Facebook icon
Twitter icon
e-mail icon

British Tamil community rallies together in wake of coronavirus outbreak

British Tamils across the United Kingdom have rallied together in the wake of the COVID-19 coronavirus outbreak, with community organisations putting in place a raft of initiatives to help those most in need as the country goes into lockdown.

One such initiative has seen volunteers from the Tamil Co-ordinating Committee (TCC) helping to deliver shopping and other essential goods to the most vulnerable members of the community, from Southampton to Scotland.

“We’ve been trying to band together and help those most in need,” said Raj, a volunteer with TCC. “There are thousands of people who need help with essential services and us as a community are trying to unite and do our best to contribute.”

Alongside this initiative, a Tamil language helpline has been set up staffed by volunteers to help those who may have language difficulties when accessing medical services.

“I wanted to get involved because I have parents at home whose language barrier has made things like medical advice or seeking general advice quite difficult for them,” said Priya, a paediatric audiologist who has been volunteering with the helpline. “Knowing this I wanted to help those who are in similar situations.”

“In times like these where people are vulnerable medically - people who are unable to access information are also vulnerable which is why this is extremely important that our people are informed on everything that is going on in this current climate,” she added.

Others have organised Tamil language posters with information on the outbreak and how to stay safe.
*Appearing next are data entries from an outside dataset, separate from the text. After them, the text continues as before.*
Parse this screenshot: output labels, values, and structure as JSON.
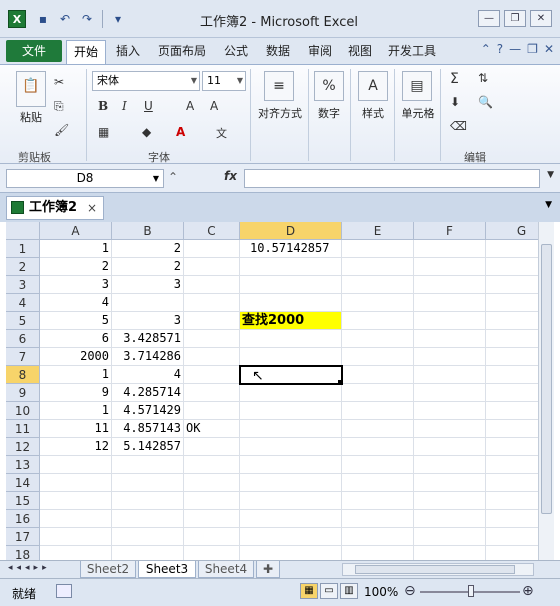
{
  "window": {
    "title": "工作簿2 - Microsoft Excel",
    "app_icon": "X"
  },
  "ribbon_tabs": {
    "file": "文件",
    "items": [
      "开始",
      "插入",
      "页面布局",
      "公式",
      "数据",
      "审阅",
      "视图",
      "开发工具"
    ]
  },
  "ribbon": {
    "clipboard": {
      "paste": "粘贴",
      "group": "剪贴板"
    },
    "font": {
      "name": "宋体",
      "size": "11",
      "bold": "B",
      "italic": "I",
      "underline": "U",
      "group": "字体"
    },
    "alignment": {
      "label": "对齐方式"
    },
    "number": {
      "label": "数字",
      "icon": "%"
    },
    "styles": {
      "label": "样式"
    },
    "cells": {
      "label": "单元格"
    },
    "editing": {
      "group": "编辑"
    }
  },
  "formula_bar": {
    "name_box": "D8",
    "fx": "fx",
    "value": ""
  },
  "workbook_tab": {
    "name": "工作簿2",
    "close": "×"
  },
  "columns": [
    "A",
    "B",
    "C",
    "D",
    "E",
    "F",
    "G"
  ],
  "active_column": "D",
  "active_row": 8,
  "rows": [
    {
      "n": "1",
      "A": "1",
      "B": "2",
      "C": "",
      "D": "10.57142857"
    },
    {
      "n": "2",
      "A": "2",
      "B": "2",
      "C": "",
      "D": ""
    },
    {
      "n": "3",
      "A": "3",
      "B": "3",
      "C": "",
      "D": ""
    },
    {
      "n": "4",
      "A": "4",
      "B": "",
      "C": "",
      "D": ""
    },
    {
      "n": "5",
      "A": "5",
      "B": "3",
      "C": "",
      "D": "查找2000"
    },
    {
      "n": "6",
      "A": "6",
      "B": "3.428571",
      "C": "",
      "D": ""
    },
    {
      "n": "7",
      "A": "2000",
      "B": "3.714286",
      "C": "",
      "D": ""
    },
    {
      "n": "8",
      "A": "1",
      "B": "4",
      "C": "",
      "D": ""
    },
    {
      "n": "9",
      "A": "9",
      "B": "4.285714",
      "C": "",
      "D": ""
    },
    {
      "n": "10",
      "A": "1",
      "B": "4.571429",
      "C": "",
      "D": ""
    },
    {
      "n": "11",
      "A": "11",
      "B": "4.857143",
      "C": "OK",
      "D": ""
    },
    {
      "n": "12",
      "A": "12",
      "B": "5.142857",
      "C": "",
      "D": ""
    },
    {
      "n": "13",
      "A": "",
      "B": "",
      "C": "",
      "D": ""
    },
    {
      "n": "14",
      "A": "",
      "B": "",
      "C": "",
      "D": ""
    },
    {
      "n": "15",
      "A": "",
      "B": "",
      "C": "",
      "D": ""
    },
    {
      "n": "16",
      "A": "",
      "B": "",
      "C": "",
      "D": ""
    },
    {
      "n": "17",
      "A": "",
      "B": "",
      "C": "",
      "D": ""
    },
    {
      "n": "18",
      "A": "",
      "B": "",
      "C": "",
      "D": ""
    }
  ],
  "sheets": [
    "Sheet2",
    "Sheet3",
    "Sheet4"
  ],
  "active_sheet": "Sheet3",
  "status": {
    "ready": "就绪",
    "zoom": "100%"
  },
  "colors": {
    "highlight": "#ffff00",
    "file_tab": "#1f7a3a",
    "active_header": "#f7d46a"
  }
}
One such example has been from Samantha S Kumar, a graphic designer who created her own set of posters after hearing about the struggles that Tamil refugees were going through in understanding the outbreak. “Working alongside the London COVID migrant and asylum support group, it was clear that many weren’t informed of methods such as isolating to avoid spreading,” she said. “Fleeing or migrating to this country not knowing the language is terrifying as it is. Now being misinformed about the outbreak not only puts them in danger but endangers those around them”.
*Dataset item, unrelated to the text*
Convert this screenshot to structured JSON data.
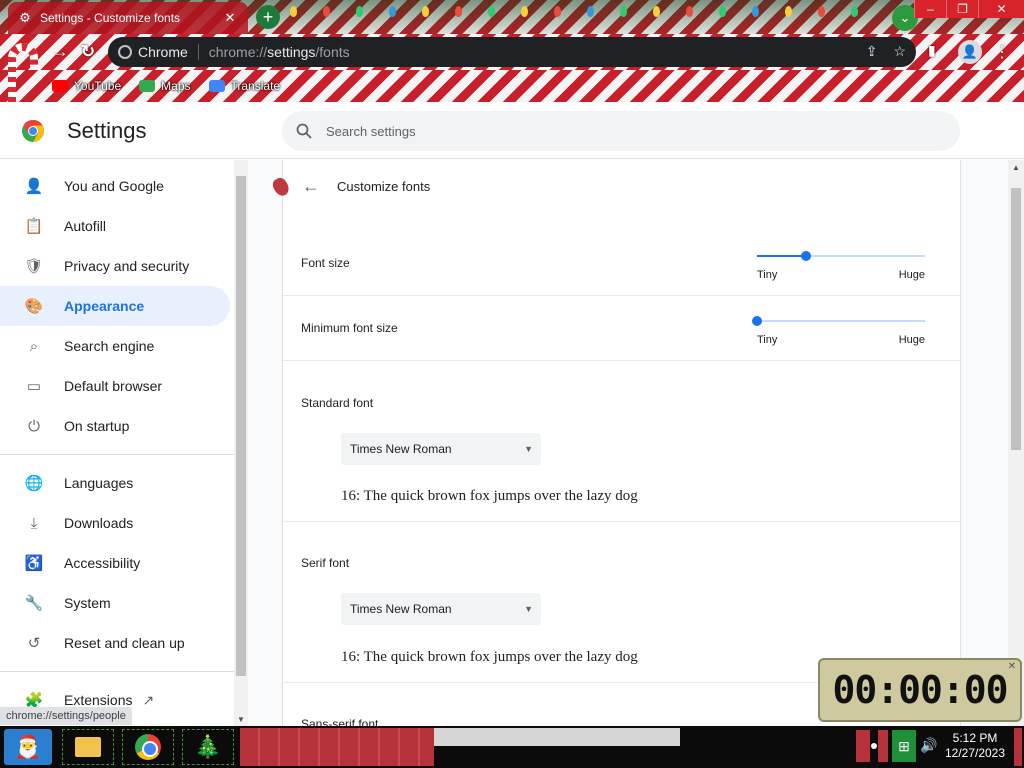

“Designing these raised the bigger question as to how much medical support we have available to non-English speakers- and where we do have them, are they easily accessible and adapted to everyone’s needs?,” she added.

With schools shut down, TCC has also gone on to organise a free emergency education service for pupils across the country.
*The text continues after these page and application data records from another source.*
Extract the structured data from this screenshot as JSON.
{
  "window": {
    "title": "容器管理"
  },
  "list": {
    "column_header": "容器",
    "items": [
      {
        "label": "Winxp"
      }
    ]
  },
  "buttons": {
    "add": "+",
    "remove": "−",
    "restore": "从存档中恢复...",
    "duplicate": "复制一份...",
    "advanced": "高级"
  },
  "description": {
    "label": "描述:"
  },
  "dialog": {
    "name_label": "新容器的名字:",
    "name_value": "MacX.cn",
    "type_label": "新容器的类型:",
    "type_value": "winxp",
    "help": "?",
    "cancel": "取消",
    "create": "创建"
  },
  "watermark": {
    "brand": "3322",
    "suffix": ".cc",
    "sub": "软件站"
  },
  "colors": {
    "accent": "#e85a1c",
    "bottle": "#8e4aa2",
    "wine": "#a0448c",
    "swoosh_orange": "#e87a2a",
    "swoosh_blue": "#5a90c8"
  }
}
“We are a strong and resilient community,” added Raj. “Although this is a new crisis, we have faced genocide and rally with that same spirit to help those less fortunate.”

“I believe that the Tamil community always comes together in times of struggle and we have done with everything that has been going on in our homeland,” added Priya.

“The importance of education and work ethic is in our blood which is why there are loads of Tamil professionals out there. I think this initiative has come together well and it’s also readily accessible in terms of getting involved.”

We need your support

Sri Lanka is one of the most dangerous places in the world to be a journalist. Tamil journalists are particularly at threat, with at least 41 media workers known to have been killed by the Sri Lankan state or its paramilitaries during and after the armed conflict.

Despite the risks, our team on the ground remain committed to providing detailed and accurate reporting of developments in the Tamil homeland, across the island and around the world, as well as providing expert analysis and insight from the Tamil point of view

We need your support in keeping our journalism going. Support our work today.